### What to work on:
Sort through the entries below and pull out lines containing the word "level".

### Available records:
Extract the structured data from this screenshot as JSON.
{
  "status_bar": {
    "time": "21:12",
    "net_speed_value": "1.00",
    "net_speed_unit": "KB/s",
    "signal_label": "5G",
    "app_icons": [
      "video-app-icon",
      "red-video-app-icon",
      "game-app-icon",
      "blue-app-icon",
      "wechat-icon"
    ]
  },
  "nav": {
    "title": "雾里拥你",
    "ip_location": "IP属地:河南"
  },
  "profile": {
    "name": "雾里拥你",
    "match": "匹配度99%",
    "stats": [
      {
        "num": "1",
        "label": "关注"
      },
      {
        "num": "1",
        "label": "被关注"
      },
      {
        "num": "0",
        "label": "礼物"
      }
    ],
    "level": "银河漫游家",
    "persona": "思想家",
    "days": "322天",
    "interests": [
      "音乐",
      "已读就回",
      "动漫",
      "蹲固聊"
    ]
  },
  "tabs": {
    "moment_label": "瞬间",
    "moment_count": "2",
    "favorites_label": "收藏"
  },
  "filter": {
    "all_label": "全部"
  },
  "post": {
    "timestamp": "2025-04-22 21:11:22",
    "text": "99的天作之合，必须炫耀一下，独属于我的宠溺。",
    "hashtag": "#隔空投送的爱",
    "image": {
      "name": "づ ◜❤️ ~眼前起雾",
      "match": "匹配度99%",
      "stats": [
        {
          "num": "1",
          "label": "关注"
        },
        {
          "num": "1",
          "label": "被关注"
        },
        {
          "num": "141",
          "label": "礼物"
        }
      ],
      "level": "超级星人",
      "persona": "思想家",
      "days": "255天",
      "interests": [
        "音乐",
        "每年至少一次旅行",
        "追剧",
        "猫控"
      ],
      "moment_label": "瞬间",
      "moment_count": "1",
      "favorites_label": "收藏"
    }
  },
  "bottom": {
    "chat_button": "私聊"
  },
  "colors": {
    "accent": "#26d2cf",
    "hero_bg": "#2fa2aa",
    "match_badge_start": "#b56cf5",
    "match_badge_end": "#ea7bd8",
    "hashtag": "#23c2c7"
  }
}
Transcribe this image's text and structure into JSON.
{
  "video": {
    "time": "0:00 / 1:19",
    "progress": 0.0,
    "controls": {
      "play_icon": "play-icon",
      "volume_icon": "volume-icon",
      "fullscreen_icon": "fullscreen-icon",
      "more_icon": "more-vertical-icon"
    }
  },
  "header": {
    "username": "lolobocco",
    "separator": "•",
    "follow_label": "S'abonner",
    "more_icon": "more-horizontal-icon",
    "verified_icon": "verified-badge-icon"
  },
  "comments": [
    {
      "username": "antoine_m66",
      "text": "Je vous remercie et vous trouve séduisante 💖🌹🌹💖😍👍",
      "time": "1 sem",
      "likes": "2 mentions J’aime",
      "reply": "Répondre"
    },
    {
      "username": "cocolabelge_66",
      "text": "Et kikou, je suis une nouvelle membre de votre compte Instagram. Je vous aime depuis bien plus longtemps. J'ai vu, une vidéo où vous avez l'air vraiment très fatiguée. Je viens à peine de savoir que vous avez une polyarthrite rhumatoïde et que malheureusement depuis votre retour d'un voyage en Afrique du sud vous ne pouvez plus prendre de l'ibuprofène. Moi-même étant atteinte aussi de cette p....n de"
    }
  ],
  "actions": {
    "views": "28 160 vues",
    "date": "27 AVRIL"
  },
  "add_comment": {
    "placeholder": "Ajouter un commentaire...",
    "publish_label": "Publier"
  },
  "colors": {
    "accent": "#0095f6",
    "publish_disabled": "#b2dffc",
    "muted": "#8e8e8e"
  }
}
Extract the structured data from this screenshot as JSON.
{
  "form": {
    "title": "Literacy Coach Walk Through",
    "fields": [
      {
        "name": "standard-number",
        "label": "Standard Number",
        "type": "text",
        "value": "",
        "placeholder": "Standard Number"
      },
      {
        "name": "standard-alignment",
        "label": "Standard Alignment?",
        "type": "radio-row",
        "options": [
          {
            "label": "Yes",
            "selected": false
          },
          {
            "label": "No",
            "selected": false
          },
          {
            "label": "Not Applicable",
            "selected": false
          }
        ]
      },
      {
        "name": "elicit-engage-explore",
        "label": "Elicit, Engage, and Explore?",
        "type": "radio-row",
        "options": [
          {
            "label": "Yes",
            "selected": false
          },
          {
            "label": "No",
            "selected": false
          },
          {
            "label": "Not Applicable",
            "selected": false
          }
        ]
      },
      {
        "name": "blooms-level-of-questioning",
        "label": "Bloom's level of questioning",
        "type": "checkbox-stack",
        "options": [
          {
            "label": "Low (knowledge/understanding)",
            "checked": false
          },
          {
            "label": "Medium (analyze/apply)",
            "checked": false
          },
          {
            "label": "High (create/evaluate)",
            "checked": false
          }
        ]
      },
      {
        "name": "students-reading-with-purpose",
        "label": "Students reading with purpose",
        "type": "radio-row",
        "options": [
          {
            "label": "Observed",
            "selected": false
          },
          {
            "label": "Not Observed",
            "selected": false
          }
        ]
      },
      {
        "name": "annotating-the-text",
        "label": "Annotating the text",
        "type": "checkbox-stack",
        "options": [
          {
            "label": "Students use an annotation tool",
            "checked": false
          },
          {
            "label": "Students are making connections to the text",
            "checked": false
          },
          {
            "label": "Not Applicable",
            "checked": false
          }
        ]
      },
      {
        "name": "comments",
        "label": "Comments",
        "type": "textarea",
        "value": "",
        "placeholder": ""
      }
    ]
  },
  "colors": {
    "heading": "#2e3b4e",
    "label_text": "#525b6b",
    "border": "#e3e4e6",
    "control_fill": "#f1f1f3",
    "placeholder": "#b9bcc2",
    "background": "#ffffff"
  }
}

### Result:
    "level": "银河漫游家",
      "level": "超级星人",
        "name": "blooms-level-of-questioning",
        "label": "Bloom's level of questioning",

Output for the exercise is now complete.